══ SUPPLIED DATA ══

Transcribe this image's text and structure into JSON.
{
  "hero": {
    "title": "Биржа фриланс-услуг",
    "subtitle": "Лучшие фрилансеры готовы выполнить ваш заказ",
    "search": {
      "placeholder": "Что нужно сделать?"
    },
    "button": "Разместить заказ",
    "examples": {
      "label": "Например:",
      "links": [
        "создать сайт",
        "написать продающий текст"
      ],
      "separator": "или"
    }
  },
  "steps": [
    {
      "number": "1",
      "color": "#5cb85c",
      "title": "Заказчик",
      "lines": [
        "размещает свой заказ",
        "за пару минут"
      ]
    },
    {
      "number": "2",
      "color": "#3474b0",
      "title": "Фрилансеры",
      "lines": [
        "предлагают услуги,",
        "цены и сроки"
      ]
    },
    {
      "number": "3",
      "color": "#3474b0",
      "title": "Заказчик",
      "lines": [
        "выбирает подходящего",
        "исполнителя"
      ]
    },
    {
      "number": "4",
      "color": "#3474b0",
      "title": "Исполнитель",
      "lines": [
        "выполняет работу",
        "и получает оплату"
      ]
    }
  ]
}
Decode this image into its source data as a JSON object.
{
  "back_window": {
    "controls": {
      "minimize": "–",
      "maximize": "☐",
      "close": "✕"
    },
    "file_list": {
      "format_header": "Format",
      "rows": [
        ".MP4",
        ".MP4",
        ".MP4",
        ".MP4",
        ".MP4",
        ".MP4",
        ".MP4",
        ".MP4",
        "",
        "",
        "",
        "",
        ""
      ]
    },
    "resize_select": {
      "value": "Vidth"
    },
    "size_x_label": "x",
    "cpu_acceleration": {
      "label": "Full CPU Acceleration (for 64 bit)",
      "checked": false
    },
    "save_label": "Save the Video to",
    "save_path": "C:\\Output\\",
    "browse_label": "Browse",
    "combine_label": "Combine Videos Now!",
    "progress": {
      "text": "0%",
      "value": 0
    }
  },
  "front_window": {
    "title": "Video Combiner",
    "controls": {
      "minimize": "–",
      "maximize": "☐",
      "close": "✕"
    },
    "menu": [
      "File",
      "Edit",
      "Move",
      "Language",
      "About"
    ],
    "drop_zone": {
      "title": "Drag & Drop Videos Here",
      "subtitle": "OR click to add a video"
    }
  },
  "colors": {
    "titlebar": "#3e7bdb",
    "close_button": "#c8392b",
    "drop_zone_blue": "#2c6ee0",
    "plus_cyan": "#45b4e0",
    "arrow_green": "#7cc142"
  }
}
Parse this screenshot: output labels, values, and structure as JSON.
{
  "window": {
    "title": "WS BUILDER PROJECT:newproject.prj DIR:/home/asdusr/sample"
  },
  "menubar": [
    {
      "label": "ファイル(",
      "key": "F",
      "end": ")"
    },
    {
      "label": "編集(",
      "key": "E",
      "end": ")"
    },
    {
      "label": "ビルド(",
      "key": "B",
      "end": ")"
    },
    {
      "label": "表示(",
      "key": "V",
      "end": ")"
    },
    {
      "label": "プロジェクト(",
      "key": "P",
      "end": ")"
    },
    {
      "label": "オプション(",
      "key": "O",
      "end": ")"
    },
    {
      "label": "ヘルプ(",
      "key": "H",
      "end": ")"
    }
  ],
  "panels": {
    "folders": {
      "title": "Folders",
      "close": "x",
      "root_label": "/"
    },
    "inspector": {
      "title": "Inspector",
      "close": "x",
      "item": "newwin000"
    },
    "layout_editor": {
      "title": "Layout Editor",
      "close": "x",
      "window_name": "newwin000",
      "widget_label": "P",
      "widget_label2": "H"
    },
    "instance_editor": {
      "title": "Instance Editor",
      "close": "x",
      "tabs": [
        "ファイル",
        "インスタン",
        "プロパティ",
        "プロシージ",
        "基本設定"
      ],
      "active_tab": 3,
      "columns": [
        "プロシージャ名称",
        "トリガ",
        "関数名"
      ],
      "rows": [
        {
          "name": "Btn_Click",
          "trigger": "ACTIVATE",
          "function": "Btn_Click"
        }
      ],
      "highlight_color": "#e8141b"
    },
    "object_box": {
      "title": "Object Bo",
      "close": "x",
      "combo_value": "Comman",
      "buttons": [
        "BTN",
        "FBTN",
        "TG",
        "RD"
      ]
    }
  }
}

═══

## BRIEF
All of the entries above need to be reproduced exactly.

## ANSWER BOX
Transcribe this image's text and structure into JSON.
{
  "hero": {
    "title": "Биржа фриланс-услуг",
    "subtitle": "Лучшие фрилансеры готовы выполнить ваш заказ",
    "search": {
      "placeholder": "Что нужно сделать?"
    },
    "button": "Разместить заказ",
    "examples": {
      "label": "Например:",
      "links": [
        "создать сайт",
        "написать продающий текст"
      ],
      "separator": "или"
    }
  },
  "steps": [
    {
      "number": "1",
      "color": "#5cb85c",
      "title": "Заказчик",
      "lines": [
        "размещает свой заказ",
        "за пару минут"
      ]
    },
    {
      "number": "2",
      "color": "#3474b0",
      "title": "Фрилансеры",
      "lines": [
        "предлагают услуги,",
        "цены и сроки"
      ]
    },
    {
      "number": "3",
      "color": "#3474b0",
      "title": "Заказчик",
      "lines": [
        "выбирает подходящего",
        "исполнителя"
      ]
    },
    {
      "number": "4",
      "color": "#3474b0",
      "title": "Исполнитель",
      "lines": [
        "выполняет работу",
        "и получает оплату"
      ]
    }
  ]
}
Decode this image into its source data as a JSON object.
{
  "back_window": {
    "controls": {
      "minimize": "–",
      "maximize": "☐",
      "close": "✕"
    },
    "file_list": {
      "format_header": "Format",
      "rows": [
        ".MP4",
        ".MP4",
        ".MP4",
        ".MP4",
        ".MP4",
        ".MP4",
        ".MP4",
        ".MP4",
        "",
        "",
        "",
        "",
        ""
      ]
    },
    "resize_select": {
      "value": "Vidth"
    },
    "size_x_label": "x",
    "cpu_acceleration": {
      "label": "Full CPU Acceleration (for 64 bit)",
      "checked": false
    },
    "save_label": "Save the Video to",
    "save_path": "C:\\Output\\",
    "browse_label": "Browse",
    "combine_label": "Combine Videos Now!",
    "progress": {
      "text": "0%",
      "value": 0
    }
  },
  "front_window": {
    "title": "Video Combiner",
    "controls": {
      "minimize": "–",
      "maximize": "☐",
      "close": "✕"
    },
    "menu": [
      "File",
      "Edit",
      "Move",
      "Language",
      "About"
    ],
    "drop_zone": {
      "title": "Drag & Drop Videos Here",
      "subtitle": "OR click to add a video"
    }
  },
  "colors": {
    "titlebar": "#3e7bdb",
    "close_button": "#c8392b",
    "drop_zone_blue": "#2c6ee0",
    "plus_cyan": "#45b4e0",
    "arrow_green": "#7cc142"
  }
}
Parse this screenshot: output labels, values, and structure as JSON.
{
  "window": {
    "title": "WS BUILDER PROJECT:newproject.prj DIR:/home/asdusr/sample"
  },
  "menubar": [
    {
      "label": "ファイル(",
      "key": "F",
      "end": ")"
    },
    {
      "label": "編集(",
      "key": "E",
      "end": ")"
    },
    {
      "label": "ビルド(",
      "key": "B",
      "end": ")"
    },
    {
      "label": "表示(",
      "key": "V",
      "end": ")"
    },
    {
      "label": "プロジェクト(",
      "key": "P",
      "end": ")"
    },
    {
      "label": "オプション(",
      "key": "O",
      "end": ")"
    },
    {
      "label": "ヘルプ(",
      "key": "H",
      "end": ")"
    }
  ],
  "panels": {
    "folders": {
      "title": "Folders",
      "close": "x",
      "root_label": "/"
    },
    "inspector": {
      "title": "Inspector",
      "close": "x",
      "item": "newwin000"
    },
    "layout_editor": {
      "title": "Layout Editor",
      "close": "x",
      "window_name": "newwin000",
      "widget_label": "P",
      "widget_label2": "H"
    },
    "instance_editor": {
      "title": "Instance Editor",
      "close": "x",
      "tabs": [
        "ファイル",
        "インスタン",
        "プロパティ",
        "プロシージ",
        "基本設定"
      ],
      "active_tab": 3,
      "columns": [
        "プロシージャ名称",
        "トリガ",
        "関数名"
      ],
      "rows": [
        {
          "name": "Btn_Click",
          "trigger": "ACTIVATE",
          "function": "Btn_Click"
        }
      ],
      "highlight_color": "#e8141b"
    },
    "object_box": {
      "title": "Object Bo",
      "close": "x",
      "combo_value": "Comman",
      "buttons": [
        "BTN",
        "FBTN",
        "TG",
        "RD"
      ]
    }
  }
}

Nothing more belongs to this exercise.